Come August, however, Mark’s shoulder started bothering him again, Houston said. A couple of months later, Mark took a big shot during an October practice, which led to the Cougars running another MRI on Mark’s shoulder, Houston added.
It looked unchanged, Houston said, so the team continued rehabbing it. Around the same time, Mark met with Sampson one-on-one.
“I told him, ‘my shoulder is bothering me, that’s why I’m not really like in the groove as much as I am,’” said Mark on Monday evening during Kelvin Sampson’s weekly radio show. “Going into the season, I already wasn’t into [a] groove. I missed a couple of games into the season.”

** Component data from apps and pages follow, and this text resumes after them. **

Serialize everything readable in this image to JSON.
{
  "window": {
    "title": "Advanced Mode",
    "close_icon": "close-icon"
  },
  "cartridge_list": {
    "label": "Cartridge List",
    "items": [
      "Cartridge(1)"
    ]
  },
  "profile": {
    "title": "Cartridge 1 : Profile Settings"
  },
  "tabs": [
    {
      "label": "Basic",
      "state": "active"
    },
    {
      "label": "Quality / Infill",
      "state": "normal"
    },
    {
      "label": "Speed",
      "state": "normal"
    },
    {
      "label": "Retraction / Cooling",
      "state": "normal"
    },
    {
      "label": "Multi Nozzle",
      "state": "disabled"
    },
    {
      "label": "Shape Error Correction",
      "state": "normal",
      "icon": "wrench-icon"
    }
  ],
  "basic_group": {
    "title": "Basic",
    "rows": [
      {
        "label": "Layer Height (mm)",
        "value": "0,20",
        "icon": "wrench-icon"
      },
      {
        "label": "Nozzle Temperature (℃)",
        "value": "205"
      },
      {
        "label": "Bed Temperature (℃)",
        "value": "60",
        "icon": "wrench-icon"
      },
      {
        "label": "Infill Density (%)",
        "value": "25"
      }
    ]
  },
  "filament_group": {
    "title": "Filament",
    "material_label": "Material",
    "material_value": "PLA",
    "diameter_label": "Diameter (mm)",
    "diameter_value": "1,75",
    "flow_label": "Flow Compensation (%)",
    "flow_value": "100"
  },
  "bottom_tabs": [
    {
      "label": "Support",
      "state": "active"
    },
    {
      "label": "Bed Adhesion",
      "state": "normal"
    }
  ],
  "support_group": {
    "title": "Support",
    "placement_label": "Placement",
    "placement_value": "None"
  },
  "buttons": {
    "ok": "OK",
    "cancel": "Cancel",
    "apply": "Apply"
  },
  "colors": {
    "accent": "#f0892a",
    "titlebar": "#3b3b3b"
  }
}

Against Alabama, in early December 2021, Mark took another hit to his shoulder, and this time it was the final blow, Houston said.
“That was the straw that broke the camel’s back,” Houston said.
Shortly after the Alabama game, Sampson called Mark in again. This time it was to let him know the team would not let him continue playing.
“Tramon, that’s it,” Sampson told Mark. “Let’s go ahead and shut this down and get surgery done as soon as possible.”
Mark got emotional, the head coach said.
“It was tough,” Mark said. “After that Alabama game, like coach said, I was in tears, I just wanted to play, but I knew it had to be done. As a competitor, player, you want to be out there on the floor, but I knew it had to be done.”
After the surgery and initial recovery, Mark had to go through rehab again. The guard said it was a slow process, but every day there was gradual progress, and he methodically started to have more movement, which motivated him, Mark added.
The goal for Mark was to be ready by June 1 ahead of the 2022-23 season, Houston said. Mark reached that goal, and he was able to finally put the shoulder troubles behind him. Entering the new basketball year, however, Mark had to catch up in some ways on the court.
“Tramon was so further behind than Jamal [Shead] and Marcus [Sasser],” Sampson said. “He was nowhere close to their level when the season started.”
This season has been a year of growth for Mark as an overall basketball player. When he came out of high school, he was a strong scorer, but he didn’t understand shot selection, Sampson said. A lot of the kids out of high school don’t.
“He [had] to get back up to speed and then the season started,” Sampson said. “He’s had some OK games. Then some other games where he just wasn’t making the right play. There is always one game that is going to be pivotal in your schedule in nonconference. Every year there is one game where you are going to get exposed to some things you need to be exposed on.”
For Houston, and Mark, that game was against Alabama.
“After the Alabama game, that was a great pivot for us,” Sampson said.
One of the emphases the Houston Cougars have had on offense since the battle with the Crimson Tide has been on ball movement and making the right plays.
For Mark, the emphasis has been on getting the ball to the rim, using his right hand more, and making the right plays, Sampson said. A goal that not only takes time but is happening simultaneously with 12 others on the roster focusing on their own goals too.
“It’s just like all these satellites orbiting in space,” Sampson said. “You’re trying to get them all to stop and get together, and it takes a long time to do that. You have to let them make mistakes. You have to let them have success. There’s no period at the end of what we are doing, but the commas are less frequent now, and I think the guy that has helped us with that is Tramon. He’s doing a better job of making the right play instead of just premeditating his plays.”
Now entering his fourth full semester of college basketball, excluding the seven games he played in the 2021-22 year, Mark is beginning to feel a comfort level on the court.
“I think the game is actually slowing down for me a little bit,” Mark said. “It’s just easier for me to make reads, deciding whether to shoot the ball, pass the ball; I think it is getting a lot easier for me. Going forward, I’m going to continue to work at it, but I think it’s been a lot easier for me.”